[[ Given entries, beginning ]]
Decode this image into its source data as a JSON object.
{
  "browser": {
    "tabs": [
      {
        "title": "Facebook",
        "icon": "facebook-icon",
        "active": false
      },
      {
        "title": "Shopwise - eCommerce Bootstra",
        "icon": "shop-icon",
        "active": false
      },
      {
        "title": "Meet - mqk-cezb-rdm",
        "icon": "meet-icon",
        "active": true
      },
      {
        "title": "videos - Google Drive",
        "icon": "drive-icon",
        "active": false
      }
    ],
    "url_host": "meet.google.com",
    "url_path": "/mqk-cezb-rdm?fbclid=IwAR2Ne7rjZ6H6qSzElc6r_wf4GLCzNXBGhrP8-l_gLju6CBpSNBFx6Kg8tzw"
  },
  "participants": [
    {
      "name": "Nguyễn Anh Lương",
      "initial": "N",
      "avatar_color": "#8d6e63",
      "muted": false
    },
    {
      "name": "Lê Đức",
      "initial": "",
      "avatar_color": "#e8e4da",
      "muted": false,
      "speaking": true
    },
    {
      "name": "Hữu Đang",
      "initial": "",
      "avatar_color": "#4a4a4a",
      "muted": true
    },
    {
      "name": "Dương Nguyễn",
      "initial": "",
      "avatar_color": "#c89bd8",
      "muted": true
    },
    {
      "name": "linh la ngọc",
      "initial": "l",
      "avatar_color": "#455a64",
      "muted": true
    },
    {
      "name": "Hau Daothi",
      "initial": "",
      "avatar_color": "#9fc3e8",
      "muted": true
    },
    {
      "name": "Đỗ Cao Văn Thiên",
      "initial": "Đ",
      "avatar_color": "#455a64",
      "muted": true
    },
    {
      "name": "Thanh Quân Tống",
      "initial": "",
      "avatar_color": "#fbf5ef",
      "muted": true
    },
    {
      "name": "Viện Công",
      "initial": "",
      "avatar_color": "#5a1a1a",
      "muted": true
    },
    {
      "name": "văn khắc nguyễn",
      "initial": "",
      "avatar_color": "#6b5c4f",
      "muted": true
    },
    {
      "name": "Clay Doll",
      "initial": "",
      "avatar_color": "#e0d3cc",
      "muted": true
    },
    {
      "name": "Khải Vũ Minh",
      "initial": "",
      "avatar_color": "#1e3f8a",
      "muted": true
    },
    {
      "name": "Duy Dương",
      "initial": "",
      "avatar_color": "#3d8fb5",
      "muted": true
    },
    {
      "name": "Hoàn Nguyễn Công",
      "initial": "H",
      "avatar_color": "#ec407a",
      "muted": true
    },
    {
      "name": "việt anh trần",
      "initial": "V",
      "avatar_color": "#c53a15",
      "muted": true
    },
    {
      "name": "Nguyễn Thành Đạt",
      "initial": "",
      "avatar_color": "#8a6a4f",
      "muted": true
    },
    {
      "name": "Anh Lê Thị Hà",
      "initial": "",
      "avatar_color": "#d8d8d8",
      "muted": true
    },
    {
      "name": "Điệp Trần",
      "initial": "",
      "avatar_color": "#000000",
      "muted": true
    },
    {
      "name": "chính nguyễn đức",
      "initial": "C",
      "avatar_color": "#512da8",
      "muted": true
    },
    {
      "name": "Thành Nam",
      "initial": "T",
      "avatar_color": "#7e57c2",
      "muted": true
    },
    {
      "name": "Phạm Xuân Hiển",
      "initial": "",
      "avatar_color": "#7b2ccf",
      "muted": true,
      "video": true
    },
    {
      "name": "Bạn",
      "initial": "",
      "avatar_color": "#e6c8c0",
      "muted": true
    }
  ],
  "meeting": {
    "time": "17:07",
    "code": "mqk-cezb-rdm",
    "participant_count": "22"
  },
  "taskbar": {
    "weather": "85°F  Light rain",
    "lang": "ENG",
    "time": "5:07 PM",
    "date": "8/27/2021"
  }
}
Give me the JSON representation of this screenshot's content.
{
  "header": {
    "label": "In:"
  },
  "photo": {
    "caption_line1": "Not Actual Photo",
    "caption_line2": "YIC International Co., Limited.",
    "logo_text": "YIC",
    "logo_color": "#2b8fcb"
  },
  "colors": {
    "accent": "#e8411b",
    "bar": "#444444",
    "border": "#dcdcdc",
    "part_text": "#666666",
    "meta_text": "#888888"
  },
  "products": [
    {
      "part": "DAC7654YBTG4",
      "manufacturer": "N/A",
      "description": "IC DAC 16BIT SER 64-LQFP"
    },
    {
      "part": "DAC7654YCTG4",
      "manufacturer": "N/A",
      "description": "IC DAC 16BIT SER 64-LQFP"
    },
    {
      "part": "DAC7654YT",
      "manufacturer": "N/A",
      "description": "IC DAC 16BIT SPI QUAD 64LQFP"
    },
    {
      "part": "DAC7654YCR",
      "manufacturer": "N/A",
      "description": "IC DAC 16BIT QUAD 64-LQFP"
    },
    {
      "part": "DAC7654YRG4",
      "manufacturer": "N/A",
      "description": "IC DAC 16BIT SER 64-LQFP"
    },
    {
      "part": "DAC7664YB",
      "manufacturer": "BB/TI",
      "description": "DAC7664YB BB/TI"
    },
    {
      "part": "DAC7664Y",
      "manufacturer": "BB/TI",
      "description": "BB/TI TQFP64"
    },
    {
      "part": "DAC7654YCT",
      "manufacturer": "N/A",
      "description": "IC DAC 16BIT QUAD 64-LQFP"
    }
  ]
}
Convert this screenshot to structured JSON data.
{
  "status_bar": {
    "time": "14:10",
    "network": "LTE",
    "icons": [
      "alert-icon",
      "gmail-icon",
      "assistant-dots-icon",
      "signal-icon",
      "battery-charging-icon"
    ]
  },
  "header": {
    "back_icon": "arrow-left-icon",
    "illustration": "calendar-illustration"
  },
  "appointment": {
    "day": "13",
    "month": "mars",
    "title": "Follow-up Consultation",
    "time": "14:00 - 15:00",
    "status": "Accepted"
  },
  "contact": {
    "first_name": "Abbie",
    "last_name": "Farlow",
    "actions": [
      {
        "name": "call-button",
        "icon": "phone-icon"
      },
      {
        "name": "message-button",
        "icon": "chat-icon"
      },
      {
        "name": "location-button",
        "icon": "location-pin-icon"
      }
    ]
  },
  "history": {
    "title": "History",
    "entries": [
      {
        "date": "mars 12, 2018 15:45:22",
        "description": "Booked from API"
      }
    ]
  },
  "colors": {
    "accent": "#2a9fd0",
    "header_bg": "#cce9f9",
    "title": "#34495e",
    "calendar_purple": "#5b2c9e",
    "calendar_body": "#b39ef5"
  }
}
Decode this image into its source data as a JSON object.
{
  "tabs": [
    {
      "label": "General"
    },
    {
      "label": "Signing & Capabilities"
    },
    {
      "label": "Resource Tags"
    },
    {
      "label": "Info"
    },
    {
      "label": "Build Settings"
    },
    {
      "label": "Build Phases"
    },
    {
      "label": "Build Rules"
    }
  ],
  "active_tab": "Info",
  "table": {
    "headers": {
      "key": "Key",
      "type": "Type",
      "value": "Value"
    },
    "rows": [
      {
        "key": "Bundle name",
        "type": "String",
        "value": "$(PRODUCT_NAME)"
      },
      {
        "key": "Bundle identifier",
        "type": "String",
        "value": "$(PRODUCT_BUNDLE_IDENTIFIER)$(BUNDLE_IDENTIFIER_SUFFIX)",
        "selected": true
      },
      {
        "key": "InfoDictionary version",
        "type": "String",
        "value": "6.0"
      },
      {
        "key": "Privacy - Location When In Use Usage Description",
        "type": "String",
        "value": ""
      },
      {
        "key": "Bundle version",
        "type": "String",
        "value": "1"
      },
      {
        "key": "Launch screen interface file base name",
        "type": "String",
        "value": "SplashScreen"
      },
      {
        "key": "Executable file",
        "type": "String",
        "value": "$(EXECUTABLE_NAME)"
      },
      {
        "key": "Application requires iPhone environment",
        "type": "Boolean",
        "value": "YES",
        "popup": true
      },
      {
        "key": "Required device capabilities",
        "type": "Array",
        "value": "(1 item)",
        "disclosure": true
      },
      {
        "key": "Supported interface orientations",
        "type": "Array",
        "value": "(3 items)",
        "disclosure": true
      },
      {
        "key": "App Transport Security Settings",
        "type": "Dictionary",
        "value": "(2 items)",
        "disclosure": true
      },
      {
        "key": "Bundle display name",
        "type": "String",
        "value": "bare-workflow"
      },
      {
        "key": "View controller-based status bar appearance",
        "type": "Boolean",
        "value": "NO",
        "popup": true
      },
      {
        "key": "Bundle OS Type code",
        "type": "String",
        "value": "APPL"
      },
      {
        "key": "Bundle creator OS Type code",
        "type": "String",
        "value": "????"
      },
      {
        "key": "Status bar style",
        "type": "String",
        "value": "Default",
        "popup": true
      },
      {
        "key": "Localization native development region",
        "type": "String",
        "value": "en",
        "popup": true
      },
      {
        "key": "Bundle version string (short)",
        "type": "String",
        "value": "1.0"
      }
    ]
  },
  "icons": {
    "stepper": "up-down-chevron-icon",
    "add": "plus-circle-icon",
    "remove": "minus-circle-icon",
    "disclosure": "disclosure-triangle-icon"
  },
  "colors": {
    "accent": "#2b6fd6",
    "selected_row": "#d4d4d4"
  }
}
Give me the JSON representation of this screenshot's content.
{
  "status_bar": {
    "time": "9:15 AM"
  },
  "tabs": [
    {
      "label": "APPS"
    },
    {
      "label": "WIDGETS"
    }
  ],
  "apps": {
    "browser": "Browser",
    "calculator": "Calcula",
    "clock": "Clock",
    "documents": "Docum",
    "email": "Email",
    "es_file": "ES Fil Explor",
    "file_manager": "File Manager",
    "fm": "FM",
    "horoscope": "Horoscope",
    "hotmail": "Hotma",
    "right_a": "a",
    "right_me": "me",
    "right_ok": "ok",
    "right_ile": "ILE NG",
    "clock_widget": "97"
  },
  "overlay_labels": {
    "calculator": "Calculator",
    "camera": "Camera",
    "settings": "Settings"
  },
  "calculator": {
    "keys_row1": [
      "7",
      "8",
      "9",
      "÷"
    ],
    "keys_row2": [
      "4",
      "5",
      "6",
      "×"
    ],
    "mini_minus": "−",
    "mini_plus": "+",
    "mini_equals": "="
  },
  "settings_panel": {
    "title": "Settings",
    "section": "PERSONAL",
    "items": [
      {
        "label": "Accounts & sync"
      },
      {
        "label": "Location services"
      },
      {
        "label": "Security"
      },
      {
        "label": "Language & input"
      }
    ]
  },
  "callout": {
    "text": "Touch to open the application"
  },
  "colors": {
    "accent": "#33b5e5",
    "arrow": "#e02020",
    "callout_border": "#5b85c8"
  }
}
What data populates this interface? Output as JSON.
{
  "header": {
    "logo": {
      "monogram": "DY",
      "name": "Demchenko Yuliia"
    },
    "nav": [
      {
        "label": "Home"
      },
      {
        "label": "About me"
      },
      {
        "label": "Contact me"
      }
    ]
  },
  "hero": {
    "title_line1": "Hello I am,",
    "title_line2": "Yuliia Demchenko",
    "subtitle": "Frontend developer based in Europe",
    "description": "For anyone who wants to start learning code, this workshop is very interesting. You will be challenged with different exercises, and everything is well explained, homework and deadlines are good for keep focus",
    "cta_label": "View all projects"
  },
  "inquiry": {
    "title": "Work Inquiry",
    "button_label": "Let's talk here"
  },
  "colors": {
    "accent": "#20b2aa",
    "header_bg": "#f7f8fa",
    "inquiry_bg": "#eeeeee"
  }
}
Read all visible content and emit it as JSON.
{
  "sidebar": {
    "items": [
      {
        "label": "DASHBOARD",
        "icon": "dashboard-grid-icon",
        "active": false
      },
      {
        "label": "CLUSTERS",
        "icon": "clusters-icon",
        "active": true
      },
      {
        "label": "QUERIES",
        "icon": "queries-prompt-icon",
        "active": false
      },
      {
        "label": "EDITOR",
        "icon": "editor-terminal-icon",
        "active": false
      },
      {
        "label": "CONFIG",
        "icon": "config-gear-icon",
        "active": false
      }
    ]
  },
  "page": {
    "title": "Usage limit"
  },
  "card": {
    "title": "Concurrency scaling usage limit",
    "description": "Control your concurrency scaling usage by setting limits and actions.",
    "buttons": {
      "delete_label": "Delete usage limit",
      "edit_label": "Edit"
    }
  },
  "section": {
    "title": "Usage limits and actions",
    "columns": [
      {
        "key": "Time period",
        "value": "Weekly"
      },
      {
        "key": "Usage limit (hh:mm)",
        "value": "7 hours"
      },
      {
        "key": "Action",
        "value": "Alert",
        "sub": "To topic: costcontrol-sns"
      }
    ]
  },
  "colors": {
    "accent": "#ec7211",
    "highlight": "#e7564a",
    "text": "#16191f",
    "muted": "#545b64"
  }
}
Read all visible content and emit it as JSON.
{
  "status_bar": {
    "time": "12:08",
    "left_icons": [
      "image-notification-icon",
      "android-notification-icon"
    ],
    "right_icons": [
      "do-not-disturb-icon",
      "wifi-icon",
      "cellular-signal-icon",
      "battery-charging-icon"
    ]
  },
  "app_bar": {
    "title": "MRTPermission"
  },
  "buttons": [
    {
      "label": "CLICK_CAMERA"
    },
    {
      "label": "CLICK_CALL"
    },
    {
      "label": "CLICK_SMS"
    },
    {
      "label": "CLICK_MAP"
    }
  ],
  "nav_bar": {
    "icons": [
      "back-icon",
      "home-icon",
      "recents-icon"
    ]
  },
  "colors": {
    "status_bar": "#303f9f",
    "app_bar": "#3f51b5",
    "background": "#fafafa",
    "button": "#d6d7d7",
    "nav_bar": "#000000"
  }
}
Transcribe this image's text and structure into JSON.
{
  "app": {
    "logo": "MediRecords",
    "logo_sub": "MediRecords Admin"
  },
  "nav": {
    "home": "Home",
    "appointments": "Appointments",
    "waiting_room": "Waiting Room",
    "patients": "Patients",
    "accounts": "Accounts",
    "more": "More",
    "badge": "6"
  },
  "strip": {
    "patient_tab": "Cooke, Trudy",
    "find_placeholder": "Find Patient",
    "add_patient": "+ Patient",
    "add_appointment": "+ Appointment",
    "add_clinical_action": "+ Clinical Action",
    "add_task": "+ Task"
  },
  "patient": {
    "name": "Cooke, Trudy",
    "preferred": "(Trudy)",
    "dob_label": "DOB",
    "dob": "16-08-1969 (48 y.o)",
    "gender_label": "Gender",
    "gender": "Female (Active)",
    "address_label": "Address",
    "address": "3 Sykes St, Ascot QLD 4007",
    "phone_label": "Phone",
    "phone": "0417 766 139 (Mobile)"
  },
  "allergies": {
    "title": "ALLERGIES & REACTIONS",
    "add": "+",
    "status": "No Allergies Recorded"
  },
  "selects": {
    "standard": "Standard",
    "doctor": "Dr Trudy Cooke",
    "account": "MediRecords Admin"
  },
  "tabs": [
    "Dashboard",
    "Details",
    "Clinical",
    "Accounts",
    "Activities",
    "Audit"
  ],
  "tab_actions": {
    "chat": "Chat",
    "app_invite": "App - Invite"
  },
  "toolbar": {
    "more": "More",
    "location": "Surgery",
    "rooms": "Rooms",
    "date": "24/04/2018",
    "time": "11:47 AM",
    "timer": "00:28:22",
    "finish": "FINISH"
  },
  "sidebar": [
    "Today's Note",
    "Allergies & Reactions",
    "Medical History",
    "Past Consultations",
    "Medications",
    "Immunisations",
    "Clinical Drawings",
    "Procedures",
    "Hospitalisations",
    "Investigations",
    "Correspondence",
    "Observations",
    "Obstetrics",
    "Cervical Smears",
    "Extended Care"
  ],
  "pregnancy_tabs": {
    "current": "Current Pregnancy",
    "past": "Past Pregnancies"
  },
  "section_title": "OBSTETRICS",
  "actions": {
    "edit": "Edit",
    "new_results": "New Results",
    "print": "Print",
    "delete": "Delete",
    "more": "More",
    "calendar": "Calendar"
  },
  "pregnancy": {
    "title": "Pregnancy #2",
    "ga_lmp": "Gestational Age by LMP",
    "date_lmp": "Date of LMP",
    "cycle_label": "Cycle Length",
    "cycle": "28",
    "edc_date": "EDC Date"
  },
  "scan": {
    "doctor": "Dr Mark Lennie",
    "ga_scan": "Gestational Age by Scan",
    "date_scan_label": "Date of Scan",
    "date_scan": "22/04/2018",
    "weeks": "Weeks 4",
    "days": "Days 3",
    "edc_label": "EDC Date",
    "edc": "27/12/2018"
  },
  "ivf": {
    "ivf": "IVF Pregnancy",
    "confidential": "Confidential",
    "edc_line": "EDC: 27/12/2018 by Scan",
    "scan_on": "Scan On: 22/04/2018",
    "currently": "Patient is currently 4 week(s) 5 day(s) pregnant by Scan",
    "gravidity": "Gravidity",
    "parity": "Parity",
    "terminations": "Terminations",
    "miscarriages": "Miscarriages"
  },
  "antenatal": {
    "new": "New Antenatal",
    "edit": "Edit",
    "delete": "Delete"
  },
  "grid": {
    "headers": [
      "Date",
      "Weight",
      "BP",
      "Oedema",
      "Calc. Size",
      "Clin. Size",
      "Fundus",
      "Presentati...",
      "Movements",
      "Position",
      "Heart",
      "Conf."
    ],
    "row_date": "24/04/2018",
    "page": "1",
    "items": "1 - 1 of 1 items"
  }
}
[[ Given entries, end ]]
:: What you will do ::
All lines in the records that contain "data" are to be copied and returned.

:: Result for this task ::
Decode this image into its source data as a JSON object.
Convert this screenshot to structured JSON data.
Decode this image into its source data as a JSON object.
What data populates this interface? Output as JSON.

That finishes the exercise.